Problem statement> Produce one exact copy of the records, no pictures.

Exercise data>
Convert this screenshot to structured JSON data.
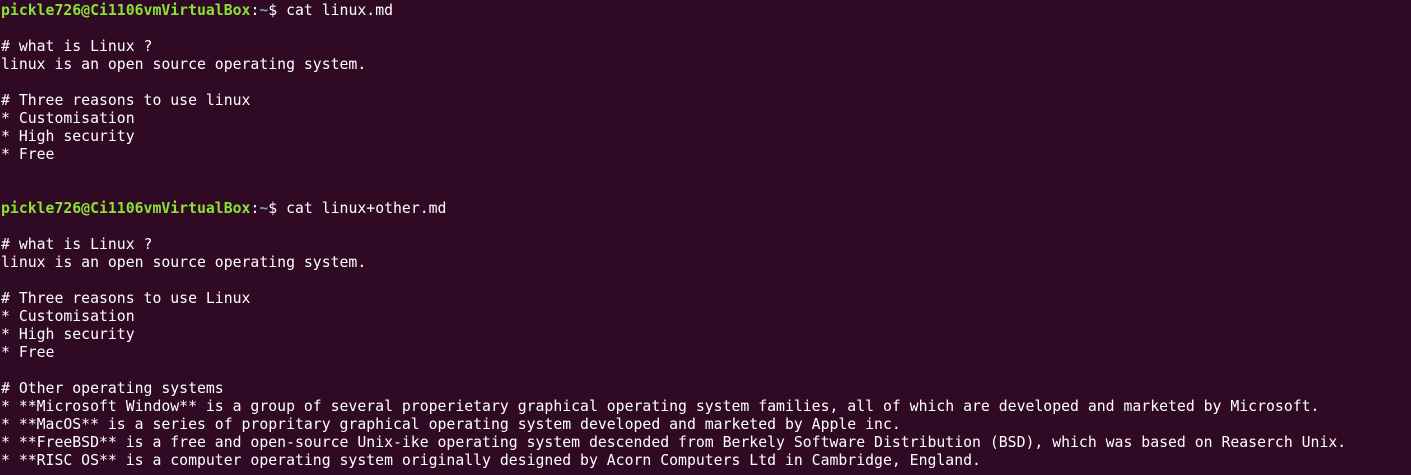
{
  "terminal": {
    "prompt_user_host": "pickle726@Ci1106vmVirtualBox",
    "prompt_sep": ":",
    "prompt_path": "~",
    "prompt_symbol": "$ ",
    "colors": {
      "background": "#300a24",
      "text": "#ffffff",
      "prompt_user": "#8ae234",
      "prompt_path": "#729fcf"
    },
    "command1": "cat linux.md",
    "output1": [
      "",
      "# what is Linux ?",
      "linux is an open source operating system.",
      "",
      "# Three reasons to use linux",
      "* Customisation",
      "* High security",
      "* Free",
      "",
      ""
    ],
    "command2": "cat linux+other.md",
    "output2": [
      "",
      "# what is Linux ?",
      "linux is an open source operating system.",
      "",
      "# Three reasons to use Linux",
      "* Customisation",
      "* High security",
      "* Free",
      "",
      "# Other operating systems",
      "* **Microsoft Window** is a group of several properietary graphical operating system families, all of which are developed and marketed by Microsoft.",
      "* **MacOS** is a series of propritary graphical operating system developed and marketed by Apple inc.",
      "* **FreeBSD** is a free and open-source Unix-ike operating system descended from Berkely Software Distribution (BSD), which was based on Reaserch Unix.",
      "* **RISC OS** is a computer operating system originally designed by Acorn Computers Ltd in Cambridge, England."
    ]
  }
}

Problem solution>
Convert this screenshot to structured JSON data.
{
  "terminal": {
    "prompt_user_host": "pickle726@Ci1106vmVirtualBox",
    "prompt_sep": ":",
    "prompt_path": "~",
    "prompt_symbol": "$ ",
    "colors": {
      "background": "#300a24",
      "text": "#ffffff",
      "prompt_user": "#8ae234",
      "prompt_path": "#729fcf"
    },
    "command1": "cat linux.md",
    "output1": [
      "",
      "# what is Linux ?",
      "linux is an open source operating system.",
      "",
      "# Three reasons to use linux",
      "* Customisation",
      "* High security",
      "* Free",
      "",
      ""
    ],
    "command2": "cat linux+other.md",
    "output2": [
      "",
      "# what is Linux ?",
      "linux is an open source operating system.",
      "",
      "# Three reasons to use Linux",
      "* Customisation",
      "* High security",
      "* Free",
      "",
      "# Other operating systems",
      "* **Microsoft Window** is a group of several properietary graphical operating system families, all of which are developed and marketed by Microsoft.",
      "* **MacOS** is a series of propritary graphical operating system developed and marketed by Apple inc.",
      "* **FreeBSD** is a free and open-source Unix-ike operating system descended from Berkely Software Distribution (BSD), which was based on Reaserch Unix.",
      "* **RISC OS** is a computer operating system originally designed by Acorn Computers Ltd in Cambridge, England."
    ]
  }
}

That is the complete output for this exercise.